In large part this surge of drug use is tied to the psychological and economic insecurity that has hit working-class life hard as a whole. The recent study showing the sharp drop in white working class lifespans, an unprecedented post-USSR-collapse-style decrease in life expectancy due to drugs, alcohol, and suicide captures this hidden, festering despair. It is the type of despair that may not be responsive to any political intervention. A recent re-port by the Washington Post on the North Carolina trailer camp —where Charleston church shooter Dylann Roof lived— revealed a jobless, transient world of damaged and broken families, non-stop video games, grass, and endless days of dead-end boredom.7
But unlike the Laurel, Mississippi strike, today there is no one like SCEF providing any counter-narrative. An already marginal left, more focused on identity and less on economics, has basically written this group of people off, assuming that unbridled racism is part of the Southern white working-class DNA. This view of unblemished white supremacy ignores why racism waxes in some conditions and wanes in others. In the absence of traction provided by any alternative, assuming it could hold, and more importantly, the practice to back it up, Southern white working-class disaffection gets easily channeled against immigrants or manipulated by the Donald Trumps and white-supremacist groups, or in looking backward in the most reactionary way to some mythologized Confederate past.

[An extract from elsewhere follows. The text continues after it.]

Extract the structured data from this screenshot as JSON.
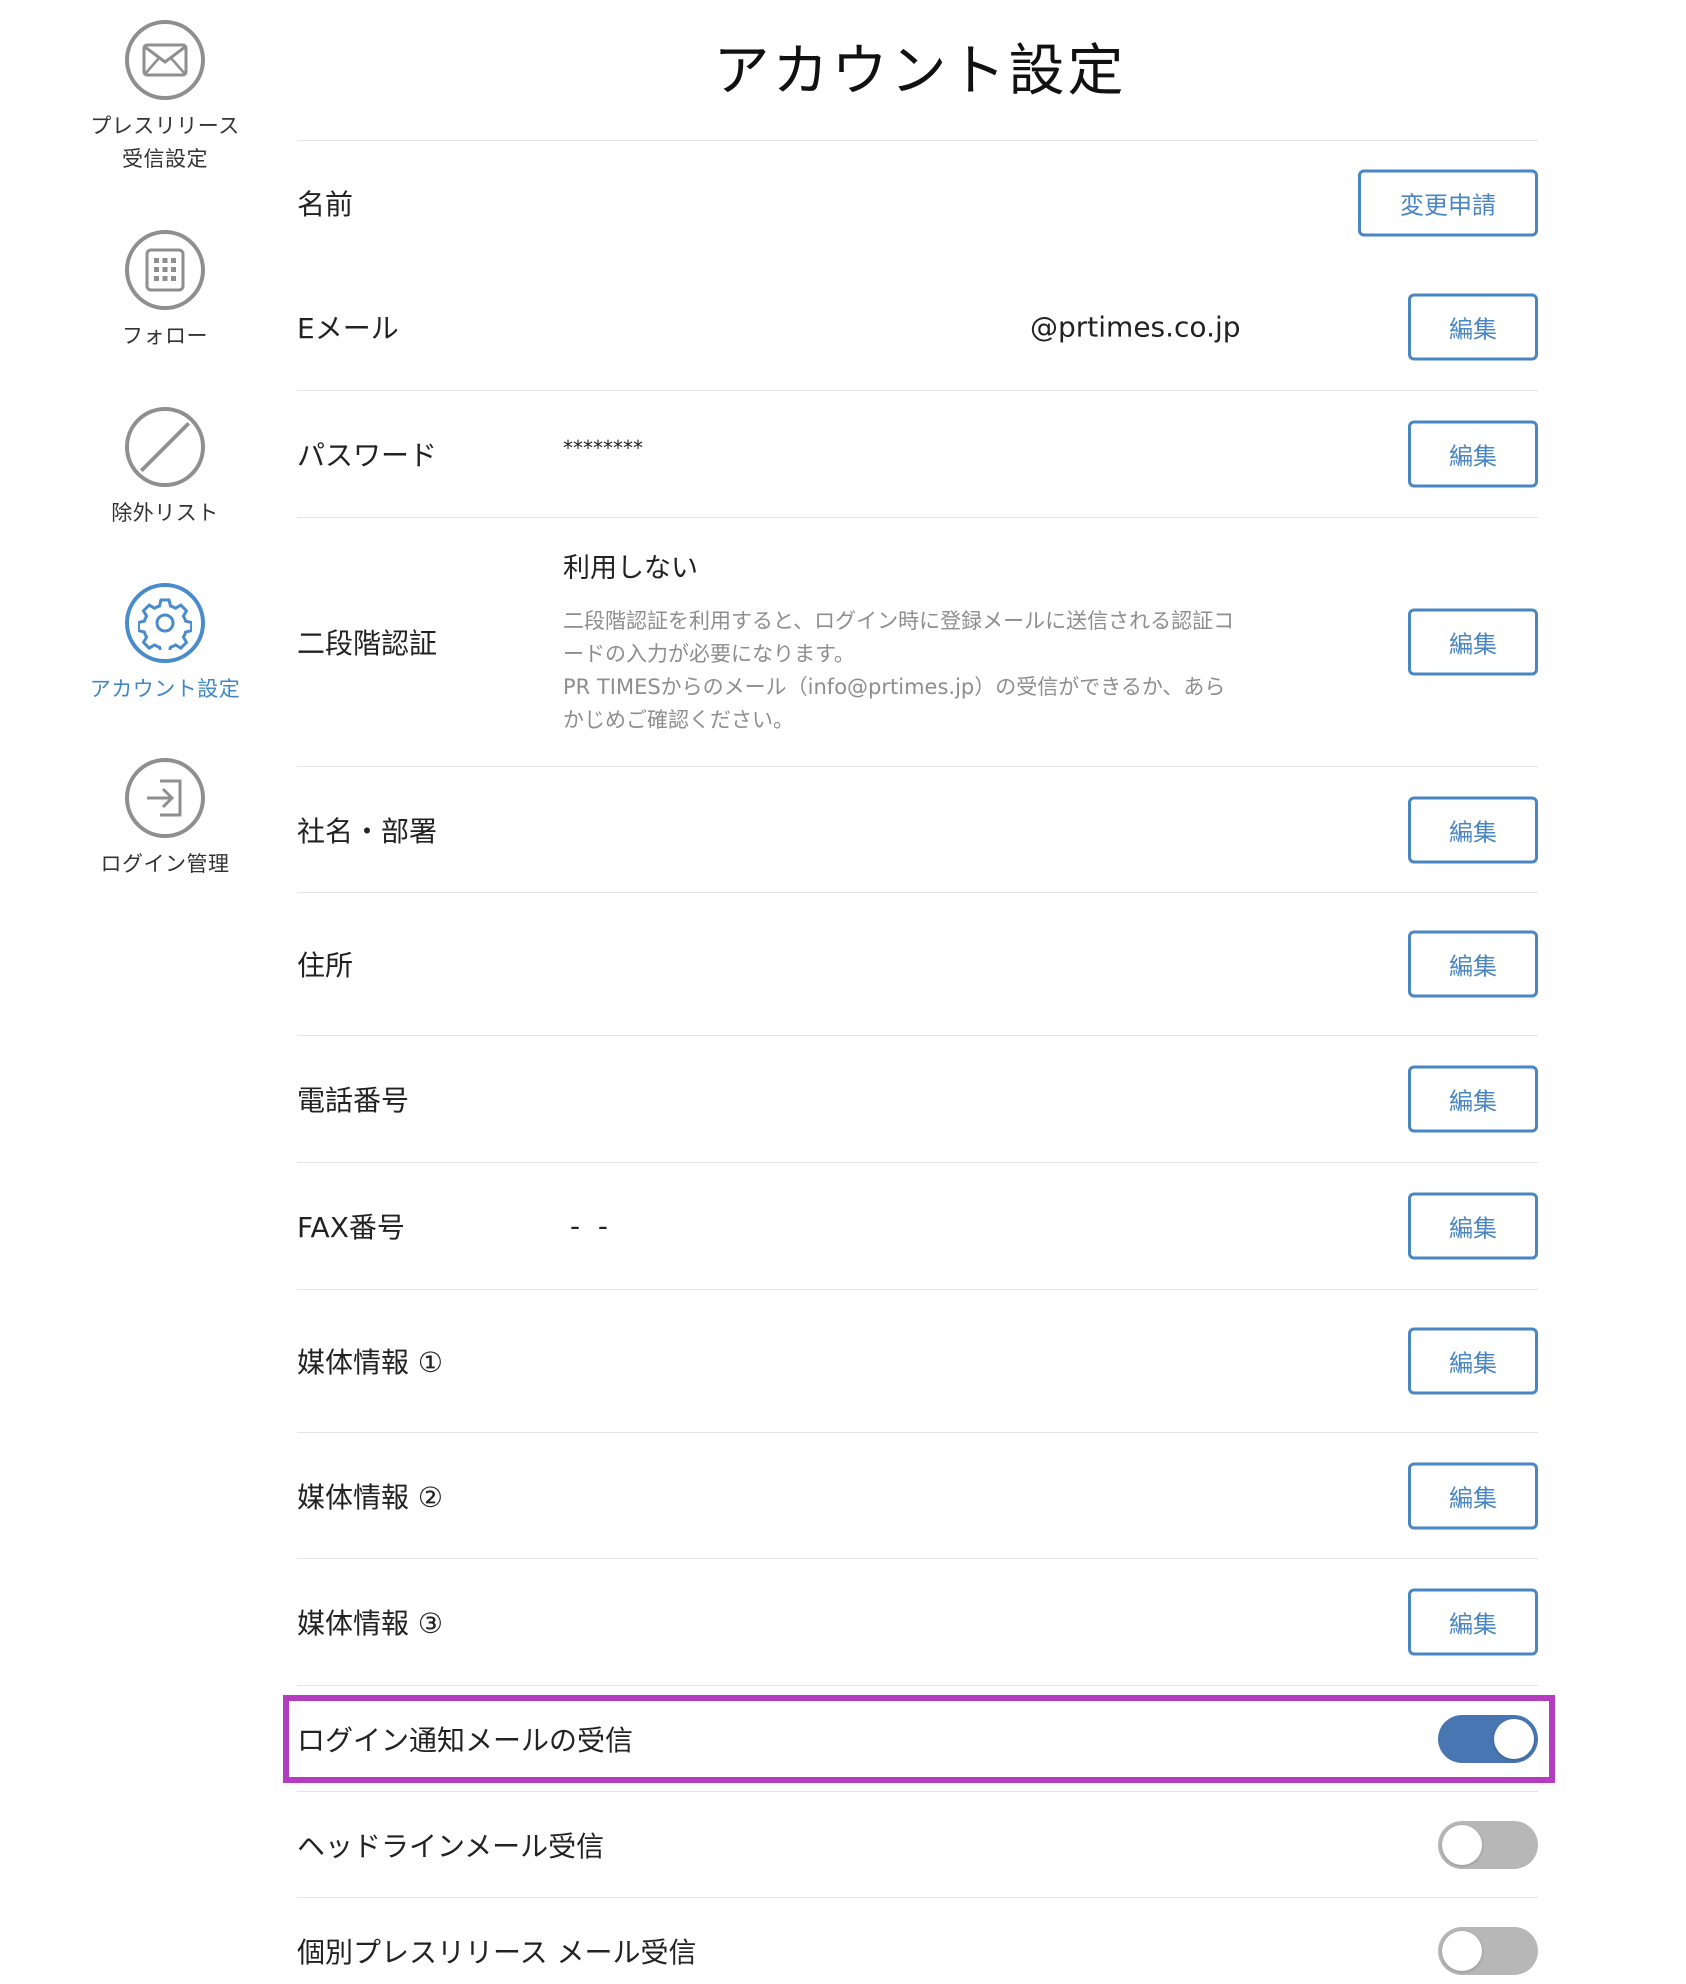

Even with this admittedly unpromising picture, there is still a chance the raisins might explode, that the Old Mole of the alter-native South will once again claw its way to the surface. During the heyday of Occupy, there were camps and Occupy groups suddenly springing up in many Southern cities, including Huntsville, cities which never had a left or activist presence. In one video of a public meeting posted on the old Huntsville Occupy website, speakers said they came down to the camp and participated for reasons such as “wanting more control over their lives” and “to have a say in things.” What has happened since to the thousands of such previously non-political people in the South “wanting more control over their lives” is anyone’s guess. But since what goes on in the South rarely stays in the South, it instead percolates elsewhere, the “Southern Question” remains pivotal as ever to any renewed opposition in the United States, should it develop, and such people will remain key as well.
Curtis Price is a Baltimore native and lifelong resident. He works in a West Baltimore health care facility. This article first appeared in The Brooklyn Rail.
Jason Zengerle, “The Civil Rights Movement is Going in Reverse in Alabama,” The New Republic, August 10, 2014.
Lee Roop, “State Will Close All But Four Drivers’ License Offices Next Year if Budget Cuts Stand,” Huntsville Times, August 26, 2015.
Campbell Robertson, “For Offenders Who Can’t Pay, It’s a Pint of Blood or Jail Time,” New York Times, October 19, 2015.
James C. Cobb, Industrialization and Southern Society 1877-1984. (Chicago, IL: Dorsey Press, 1984), 37.
Archival material from SCEF on Laurel can be found online. “Lessons from Laurel” at crmvtet.org and “Masonite Strike and Worker Organization” at mscivilrightsproject.org.
Amy Brittain, David S. Fallis and Dan Keating, “Pain and Gain: An Alabama Pain Clinic Stand Out amid Data on Medicare Payments,” Washington Post, May 10, 2014.
Stephanie McCrummen, “An American Void,” Washington Post, September 12, 2015.